As the hardscrabble hero of the early '70s cult film favorite The Harder They Come, Jimmy Cliff leaves the Jamaican countryside for Kingston, where he hopes to make it as a singer. A series of bad breaks leads him into drug dealing, homicide, and, inadvertently, stardom, which grows exponentially along with his reputation as an avenging gangster (the film continues to inspire some viewers to stick it to the man, at least at a certain video store from which the movie was recently stolen). The Harder They Come also helped seal reggae's popularity in the States, with Cliff's now-classic contributions (including "Many Rivers to Cross" and the film's title track), as well as songs from Jamaican national treasures the Maytals and Desmond Dekker.

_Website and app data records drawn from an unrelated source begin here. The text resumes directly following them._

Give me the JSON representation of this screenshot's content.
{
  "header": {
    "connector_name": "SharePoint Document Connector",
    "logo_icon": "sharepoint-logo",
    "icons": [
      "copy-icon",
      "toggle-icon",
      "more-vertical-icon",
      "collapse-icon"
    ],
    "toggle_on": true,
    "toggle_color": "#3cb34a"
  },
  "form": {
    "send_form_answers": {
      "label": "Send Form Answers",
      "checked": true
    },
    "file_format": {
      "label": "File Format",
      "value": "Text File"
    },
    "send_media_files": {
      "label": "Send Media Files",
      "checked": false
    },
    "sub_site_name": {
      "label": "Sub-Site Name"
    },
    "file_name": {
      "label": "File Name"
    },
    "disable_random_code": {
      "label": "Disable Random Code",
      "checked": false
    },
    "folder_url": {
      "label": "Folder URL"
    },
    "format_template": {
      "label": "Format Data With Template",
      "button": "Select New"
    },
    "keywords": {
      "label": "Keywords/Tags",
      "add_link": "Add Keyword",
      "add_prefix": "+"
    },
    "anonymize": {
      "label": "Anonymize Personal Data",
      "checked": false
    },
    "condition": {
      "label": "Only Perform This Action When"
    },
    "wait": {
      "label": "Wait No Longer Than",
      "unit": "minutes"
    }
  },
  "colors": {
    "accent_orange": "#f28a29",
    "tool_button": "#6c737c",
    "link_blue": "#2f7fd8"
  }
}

Cliff's irrepressible sweetness, and the high-steppers ball he puts on with his band, is reason enough to swing by this year's Reggae in the Park concert, which he'll be headlining. Ragga, rocksteady, ragamuffin, Rastafari, and Red Stripe (and semsimilla, in vast quantities) figure into the two-day event, which features supporting acts like OJ Ekemode ("The King of Afrobeat"), the Nigerian All-Stars, and the Itals. Also notable on this year's bill: Cliff contemporaries the Legendary Wailers, whose new CD Psychedelic Souls puts a reggae spin on '60s rock, like the Doors' "Love Her Madly" and the Who's "My Generation." The show begins at noon Saturday (also Sunday -- the Wailers and Cliff perform Sunday afternoon only) in Sharon Meadow, Golden Gate Park, S.F. Admission is $14-25; call 458-1988.
-- Heather Wisner